A 30-second read by Nicholas Scheibner: You may have heard about low- or no-expense-ratio Exchange-Traded Funds (ETFs), but cost is not the most important factor when investing in an ETF – it’s liquidity. You want to make sure that the ETF you’re investing in has a high daily volume of trading. Everything can seem great with an ETF when markets are going up, but when things are going down, and you want to sell out of your fund, you may take a big loss.
To illustrate this, picture a room with 100 people, and a door that can only fit one person at a time. Imagine everyone wanting to leave the room at the same time. As you can imagine, there would be a rush to the door, and it would be difficult for everyone to get out – a similar theory applies to ETFs. If there are very few people trading an ETF on a daily basis, it can be difficult to sell at the price you would like. You want to invest in an ETF that has a lot of activity, (a large door), so that when you want to exit, you can at a reasonable price.

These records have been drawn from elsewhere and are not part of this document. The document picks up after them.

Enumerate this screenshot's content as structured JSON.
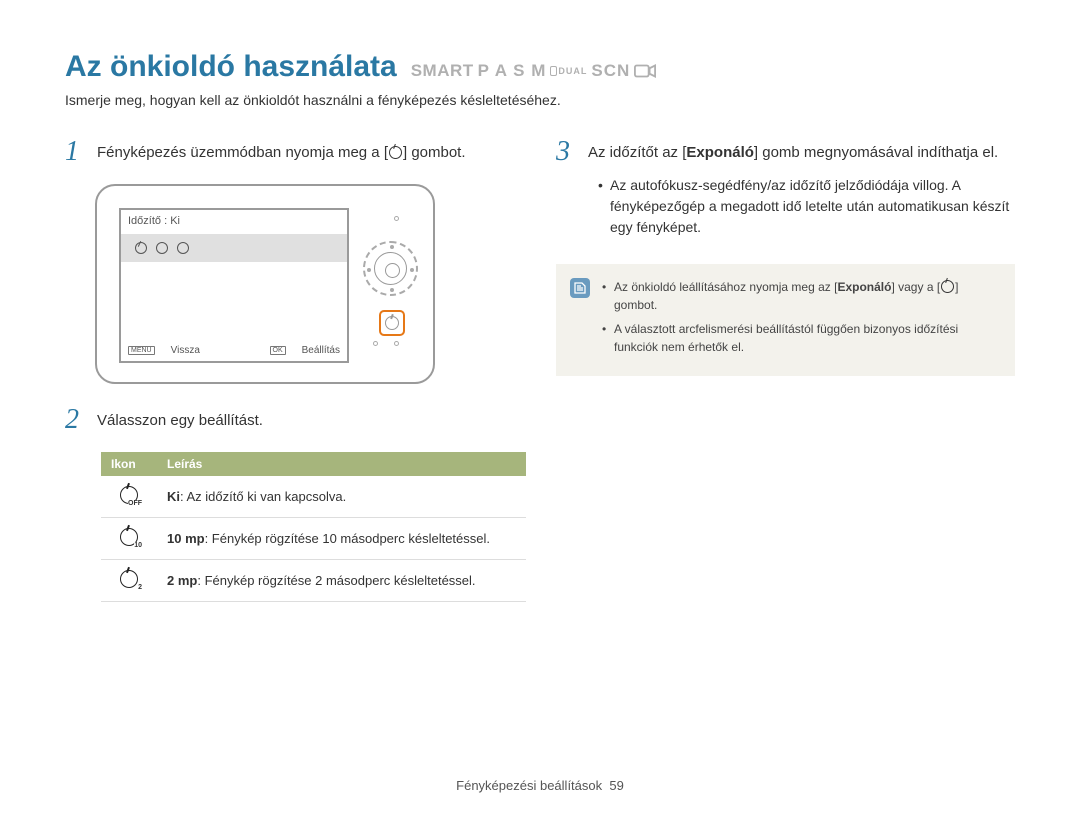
{
  "header": {
    "title": "Az önkioldó használata",
    "modes_smart": "SMART",
    "modes_letters": "P A S M",
    "modes_dual": "DUAL",
    "modes_scn": "SCN",
    "subtitle": "Ismerje meg, hogyan kell az önkioldót használni a fényképezés késleltetéséhez."
  },
  "left": {
    "step1_num": "1",
    "step1_text_a": "Fényképezés üzemmódban nyomja meg a [",
    "step1_text_b": "] gombot.",
    "lcd_top": "Időzítő : Ki",
    "lcd_back_badge": "MENU",
    "lcd_back": "Vissza",
    "lcd_ok_badge": "OK",
    "lcd_set": "Beállítás",
    "step2_num": "2",
    "step2_text": "Válasszon egy beállítást.",
    "table": {
      "head_icon": "Ikon",
      "head_desc": "Leírás",
      "rows": [
        {
          "sub": "OFF",
          "bold": "Ki",
          "text": ": Az időzítő ki van kapcsolva."
        },
        {
          "sub": "10",
          "bold": "10 mp",
          "text": ": Fénykép rögzítése 10 másodperc késleltetéssel."
        },
        {
          "sub": "2",
          "bold": "2 mp",
          "text": ": Fénykép rögzítése 2 másodperc késleltetéssel."
        }
      ]
    }
  },
  "right": {
    "step3_num": "3",
    "step3_text_a": "Az időzítőt az [",
    "step3_bold": "Exponáló",
    "step3_text_b": "] gomb megnyomásával indíthatja el.",
    "bullets": [
      "Az autofókusz-segédfény/az időzítő jelződiódája villog. A fényképezőgép a megadott idő letelte után automatikusan készít egy fényképet."
    ],
    "note": {
      "items_a1": "Az önkioldó leállításához nyomja meg az [",
      "items_a_bold": "Exponáló",
      "items_a2": "] vagy a [",
      "items_a3": "] gombot.",
      "items_b": "A választott arcfelismerési beállítástól függően bizonyos időzítési funkciók nem érhetők el."
    }
  },
  "footer": {
    "section": "Fényképezési beállítások",
    "page": "59"
  }
}
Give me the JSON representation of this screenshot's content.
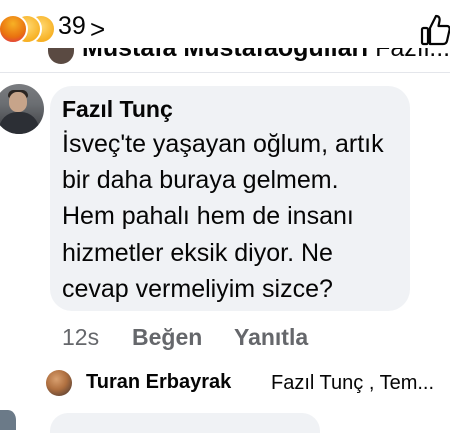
{
  "reactions": {
    "icons": [
      "angry-icon",
      "haha-icon",
      "sad-icon"
    ],
    "count": "39",
    "chevron": ">",
    "like_icon": "thumbs-up-icon"
  },
  "previous_reply": {
    "author": "Mustafa Mustafaoğulları",
    "tag": "Fazıl..."
  },
  "comment": {
    "author": "Fazıl Tunç",
    "text": "İsveç'te yaşayan oğlum, artık\nbir daha buraya gelmem.\nHem pahalı hem de insanı\nhizmetler eksik diyor. Ne\ncevap vermeliyim sizce?",
    "time": "12s",
    "like_label": "Beğen",
    "reply_label": "Yanıtla"
  },
  "reply_preview": {
    "author": "Turan Erbayrak",
    "tag": "Fazıl Tunç , Tem..."
  },
  "colors": {
    "bubble": "#f0f2f5",
    "secondary_text": "#65676b",
    "text": "#050505"
  }
}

For more information on ETFs, you can read our “What are some differences between Exchange-Traded Funds and Index Mutual Funds? ” article.
For any other questions, please reach out to your Baron Team.